The facts are as follows: The lands of the Zevulun Valley were purchased in the 1920s by the JNF and by various construction companies, among them one called Gav Yam. The Zionist Archives have the plan for the establishment of Kiryat Yam, dated 1938, and a letter from 1945 states that there were already 100 homes there. Government maps from the British Mandate period identify the territory on which Kiryat Yam was built by two names: Zevulun Valley and Ghawarina. Thus it appears that this was not a settlement but an area in which Bedouin resided.

The Web site of the Israeli organization Zochrot (Remembering) states that there were 720 people at the site in 1948 and that the area was divided among three kibbutzim: Ein Hamifratz, Kfar Masaryk and Ein Hayam, today Ein Carmel.

This story has been making the rounds on the Internet and drawing responses, which can be summed up as follows: "If Sisso is suing Google because they stated that he is living on a destroyed Arab village, the implication is that he thinks this is something bad." Sisso, a lawyer of 57 who is identified with Likud and was formerly Israeli consul general in New York, says, "I don't think there is anything bad about it, but other people might think it is bad, especially people abroad, and that is liable to hurt Kiryat Yam, because people will not want to invest here. Since we are not sitting on a Palestinian village, why should we have to suffer for no reason?"

Moroccan-born, Sisso arrived in Israel in 1955. "I wandered around the whole region and I saw no trace of anyone's having been here before us and supposedly expelled." He asked an American law professor how, if at all, Google could be sued for slander or for damages. This, he says, is the contribution of Kiryat Yam to the struggle against the right of return (of the Palestinian refugees).

It could turn out to be the most riveting trial since Ariel Sharon sued Time magazine, but mayor Sisso has no illusions: "Me against Google is like a mosquito against an elephant," he said this week.

Who America belongs to

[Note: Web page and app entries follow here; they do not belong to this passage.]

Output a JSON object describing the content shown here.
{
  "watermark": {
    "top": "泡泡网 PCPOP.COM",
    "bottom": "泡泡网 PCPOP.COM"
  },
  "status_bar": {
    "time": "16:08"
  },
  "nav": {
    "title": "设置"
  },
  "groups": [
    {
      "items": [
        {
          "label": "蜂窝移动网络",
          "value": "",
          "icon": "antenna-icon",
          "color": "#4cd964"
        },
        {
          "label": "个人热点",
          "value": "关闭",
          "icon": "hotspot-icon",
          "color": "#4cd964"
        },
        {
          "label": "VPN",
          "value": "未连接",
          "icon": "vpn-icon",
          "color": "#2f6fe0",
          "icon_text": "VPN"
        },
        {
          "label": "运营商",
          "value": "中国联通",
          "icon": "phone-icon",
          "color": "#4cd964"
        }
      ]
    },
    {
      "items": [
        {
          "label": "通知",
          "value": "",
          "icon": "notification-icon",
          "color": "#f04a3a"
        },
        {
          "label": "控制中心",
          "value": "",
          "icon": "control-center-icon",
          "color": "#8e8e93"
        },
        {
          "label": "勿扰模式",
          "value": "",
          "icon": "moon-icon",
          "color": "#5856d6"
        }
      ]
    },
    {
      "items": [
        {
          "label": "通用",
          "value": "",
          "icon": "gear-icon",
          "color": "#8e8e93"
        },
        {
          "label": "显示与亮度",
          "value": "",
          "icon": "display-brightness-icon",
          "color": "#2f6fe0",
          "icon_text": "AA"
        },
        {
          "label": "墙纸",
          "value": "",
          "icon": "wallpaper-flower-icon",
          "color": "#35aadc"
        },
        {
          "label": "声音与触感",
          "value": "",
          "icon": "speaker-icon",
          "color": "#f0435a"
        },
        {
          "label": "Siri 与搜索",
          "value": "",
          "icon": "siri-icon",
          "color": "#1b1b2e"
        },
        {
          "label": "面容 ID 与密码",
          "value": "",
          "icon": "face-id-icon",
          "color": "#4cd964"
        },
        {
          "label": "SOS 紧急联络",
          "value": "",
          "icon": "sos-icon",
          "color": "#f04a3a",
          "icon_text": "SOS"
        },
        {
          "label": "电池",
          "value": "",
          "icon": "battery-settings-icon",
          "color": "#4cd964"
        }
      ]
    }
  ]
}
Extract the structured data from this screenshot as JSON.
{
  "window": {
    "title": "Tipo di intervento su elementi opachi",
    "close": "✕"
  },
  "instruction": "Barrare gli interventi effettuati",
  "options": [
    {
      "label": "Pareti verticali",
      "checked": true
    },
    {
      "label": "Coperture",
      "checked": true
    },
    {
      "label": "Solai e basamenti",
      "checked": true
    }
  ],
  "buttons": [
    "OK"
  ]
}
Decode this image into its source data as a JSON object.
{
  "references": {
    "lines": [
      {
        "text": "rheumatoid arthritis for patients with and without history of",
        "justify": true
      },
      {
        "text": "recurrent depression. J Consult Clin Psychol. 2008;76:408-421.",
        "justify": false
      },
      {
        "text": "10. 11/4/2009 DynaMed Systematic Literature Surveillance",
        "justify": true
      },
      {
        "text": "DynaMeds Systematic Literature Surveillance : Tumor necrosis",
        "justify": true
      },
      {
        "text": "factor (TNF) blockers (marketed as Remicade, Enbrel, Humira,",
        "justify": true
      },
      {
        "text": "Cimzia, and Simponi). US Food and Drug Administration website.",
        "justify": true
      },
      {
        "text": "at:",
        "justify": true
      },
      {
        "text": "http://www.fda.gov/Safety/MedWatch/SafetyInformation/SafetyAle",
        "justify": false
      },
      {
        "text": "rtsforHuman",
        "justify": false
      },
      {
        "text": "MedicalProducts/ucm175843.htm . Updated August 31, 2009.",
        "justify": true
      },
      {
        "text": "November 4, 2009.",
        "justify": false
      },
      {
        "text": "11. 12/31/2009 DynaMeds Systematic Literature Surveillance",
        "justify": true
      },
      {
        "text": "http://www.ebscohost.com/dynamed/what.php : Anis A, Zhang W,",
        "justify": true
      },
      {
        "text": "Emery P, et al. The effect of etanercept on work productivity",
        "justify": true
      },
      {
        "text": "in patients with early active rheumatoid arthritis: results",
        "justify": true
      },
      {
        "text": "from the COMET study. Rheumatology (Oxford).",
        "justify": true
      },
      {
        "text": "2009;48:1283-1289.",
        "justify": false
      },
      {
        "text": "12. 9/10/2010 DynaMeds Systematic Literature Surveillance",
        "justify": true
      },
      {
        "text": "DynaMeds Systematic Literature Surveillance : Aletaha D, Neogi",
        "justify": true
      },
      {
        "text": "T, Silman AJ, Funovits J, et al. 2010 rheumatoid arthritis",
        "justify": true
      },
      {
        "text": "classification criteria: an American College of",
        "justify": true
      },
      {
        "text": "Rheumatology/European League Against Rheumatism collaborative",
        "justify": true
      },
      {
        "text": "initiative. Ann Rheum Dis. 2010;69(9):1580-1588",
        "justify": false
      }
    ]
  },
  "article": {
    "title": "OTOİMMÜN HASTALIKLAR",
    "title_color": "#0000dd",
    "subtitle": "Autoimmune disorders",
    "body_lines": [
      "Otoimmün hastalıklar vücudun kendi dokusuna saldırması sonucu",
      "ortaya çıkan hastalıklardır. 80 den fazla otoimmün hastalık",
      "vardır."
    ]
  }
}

Two professors, Gabi Shefer and Avi Ben-Zvi, were guests this week on Yitzhak Noy's "International Hour" current events program on Israel Radio. The anchor, sounding slightly concerned, asked whether the achievements of Barack Obama show that the United States no longer belongs to the white man. Prof. Shefer confirmed this: Obama is an immigrant, he said. Prof. Ben-Zvi asked to add a remark: Gabi Shefer is right, he said. They are both wrong. If Obama were an immigrant, he would not be eligible to be elected president. He was born in Honolulu, some two years after Hawaii became the 50th state of the union. (source)